The role of the trade unions is to promote change, even though regressive policies towards workers' rights in the public sector have weakened the power of the unions and affected their collective bargaining capacity. Now is the time to recover our strength, irrespective of legal limitations. Now is the time to recover forums for co-management at the workplace and for the organisation and planning of public services, from the central government level to the local government level. Co-management means co-government, which allows organised workers at the workplace to influence public policies at all levels, including at the macro global political level.
Another way of strengthening the unions is to form alliances with other social sectors in defence of public services and to propose alternatives to privatization. It is crucial that the social movements works with the women’s’ movement to resist and to work for change. The PSI, as a global union, has a high profile and a lot of influence in this process.
The task of getting rid of patriarchy from human relations and structures requires profound change. The unions are moulded by these social and historic conditions. Changing them will involve a contribution from both men and women…. Because in this task….. we are….. we move forward.
UNCSW60 will take place 14-24 March. What is the PSI expecting from this meeting? What will it contribute to the discussion? UNCSW60’s priority will be “the empowerment of women and their link with sustainable development”. What is the PSI’s policy on this issue?
In its work with the United Nations Commission on the Status of Women, the PSI forms part of a strong trade union coalition composed of the International Trade Union Confederation (ITUC), Education International (EI) and the International Transport Workers’ Federation (ITF). We aim to increase recognition of the legitimacy of trade unions as defenders of women’s rights, at the workplace and in society in general, as well as increasing our influence, along with the women’s movement and NGOs who share the same principles, on the decisions of government actors about gender equality and equity policies at the global level.
A joint statement sets out our position and our attitude, which emphasises that one of the main reasons why women join trade unions is to take charge of their own economic empowerment by getting organised and bargaining collectively for decent work. Trade unions represent 70 million women worldwide. The unions therefore have an important role in ensuring compliance with the Sustainable Development Objectives from now until 2030.
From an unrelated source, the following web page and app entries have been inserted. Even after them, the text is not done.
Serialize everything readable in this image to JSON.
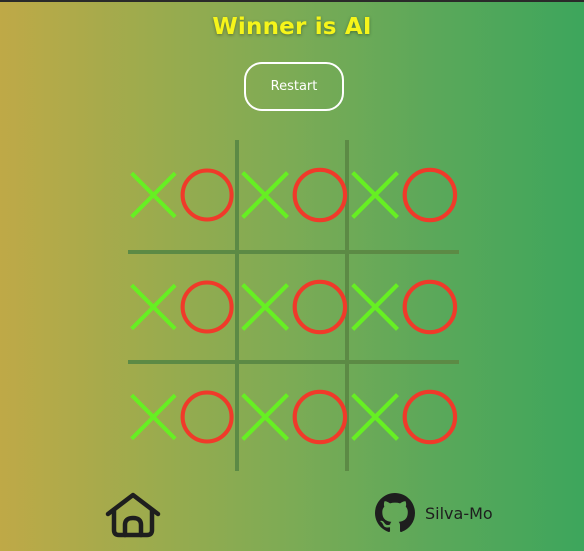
{
  "status": {
    "text": "Winner is AI"
  },
  "controls": {
    "restart_label": "Restart"
  },
  "board": {
    "cells": [
      "X",
      "O",
      "X",
      "",
      "O",
      "X",
      "",
      "O",
      ""
    ]
  },
  "footer": {
    "home_icon": "home-icon",
    "github_icon": "github-icon",
    "github_label": "Silva-Mo"
  },
  "colors": {
    "x_mark": "#66f022",
    "o_mark": "#f03a2a",
    "status_text": "#f6f51a",
    "grid_line": "#5c8a45",
    "gradient_start": "#bfa947",
    "gradient_end": "#3da65c"
  }
}
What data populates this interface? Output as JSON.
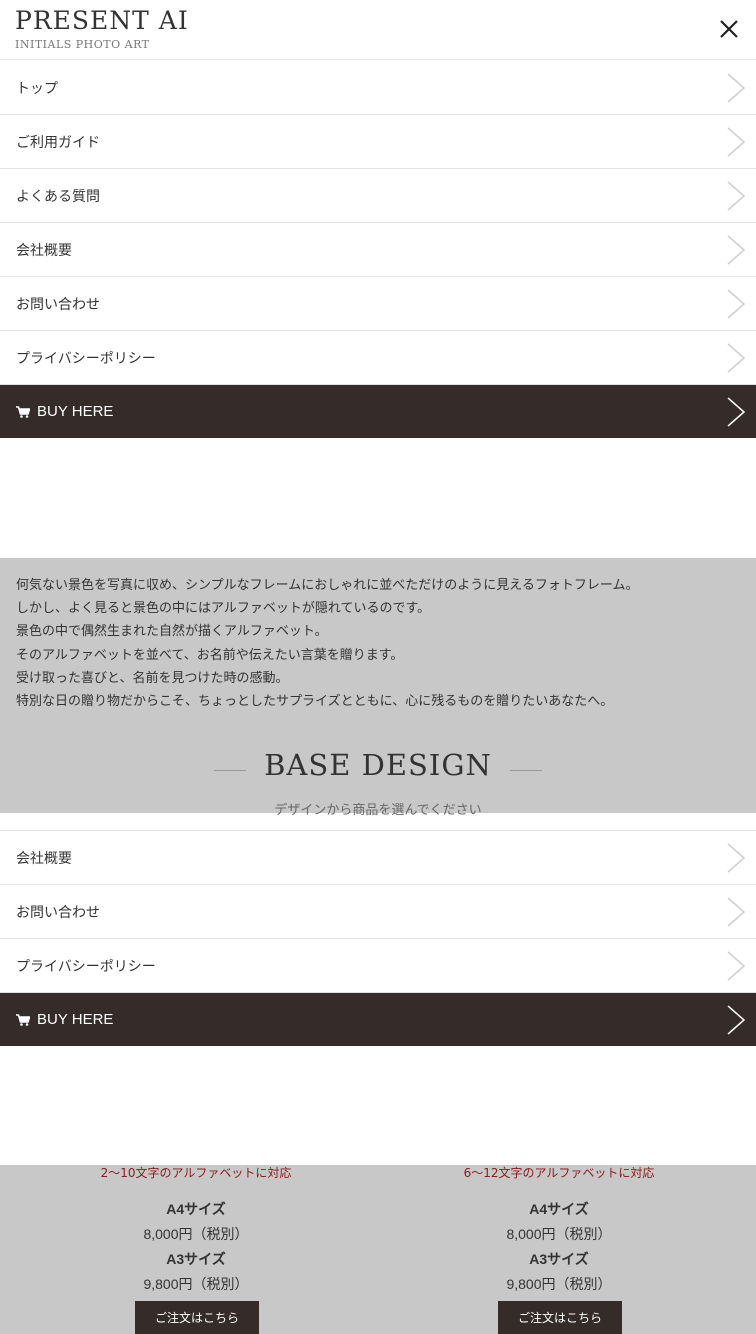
{
  "header": {
    "logo_title": "PRESENT AI",
    "logo_subtitle": "INITIALS PHOTO ART"
  },
  "menu_top": {
    "items": [
      "トップ",
      "ご利用ガイド",
      "よくある質問",
      "会社概要",
      "お問い合わせ",
      "プライバシーポリシー"
    ],
    "buy_label": "BUY HERE"
  },
  "intro": {
    "lines": [
      "何気ない景色を写真に収め、シンプルなフレームにおしゃれに並べただけのように見えるフォトフレーム。",
      "しかし、よく見ると景色の中にはアルファベットが隠れているのです。",
      "景色の中で偶然生まれた自然が描くアルファベット。",
      "そのアルファベットを並べて、お名前や伝えたい言葉を贈ります。",
      "受け取った喜びと、名前を見つけた時の感動。",
      "特別な日の贈り物だからこそ、ちょっとしたサプライズとともに、心に残るものを贈りたいあなたへ。"
    ]
  },
  "base_design": {
    "title": "BASE DESIGN",
    "subtitle": "デザインから商品を選んでください"
  },
  "menu_bottom": {
    "items": [
      "会社概要",
      "お問い合わせ",
      "プライバシーポリシー"
    ],
    "buy_label": "BUY HERE"
  },
  "products": [
    {
      "note": "2〜10文字のアルファベットに対応",
      "size_a4": "A4サイズ",
      "price_a4": "8,000円（税別）",
      "size_a3": "A3サイズ",
      "price_a3": "9,800円（税別）",
      "order_label": "ご注文はこちら"
    },
    {
      "note": "6〜12文字のアルファベットに対応",
      "size_a4": "A4サイズ",
      "price_a4": "8,000円（税別）",
      "size_a3": "A3サイズ",
      "price_a3": "9,800円（税別）",
      "order_label": "ご注文はこちら"
    }
  ],
  "colors": {
    "buy_bar": "#352b28",
    "band": "#c8c8c8",
    "note_red": "#8a1a1a"
  }
}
We also say that essential public services, such as water and sanitation, health and education, should be excluded from public-private partnership, combined trade and financial treaties and other initiatives that are detrimental to the social rights of women. Tax justice and progressive taxation models may provide a solid alternative base for public policies that promote gender equality.
This year, the session will be attended by around 180 delegates from a wide range of unions throughout the world, especially North America. The PSI will send a delegation of 20 representatives drawn from its affiliates in Africa, Asia, Europe and the Americas. Juneia Batista, president of the PSI’s World Women’s Committee (WOC) will attend as an accredited member of the Brazilian government delegation, which provides us with an opportunity, as a trade union movement, to attend official meetings, raise our profile and increase our influence.
On 3 March, the Honduran indigenous leader, Berta Cáceres, was assassinated at her home. As well as opposing the coup in 2009, which overthrew Manuel Zelaya, she was a strong opponent of free trade treaties and the activities of transnational companies. What are your thoughts on the assassination? Can you also analyse it in the context of violence against women?
Yes, The PSI believes it is clear that Berta Cáceres was a victim of transnational corporate greed to take control of public assets and the alarming increase in the figures for femicide, which is trying to silence women in public and private life.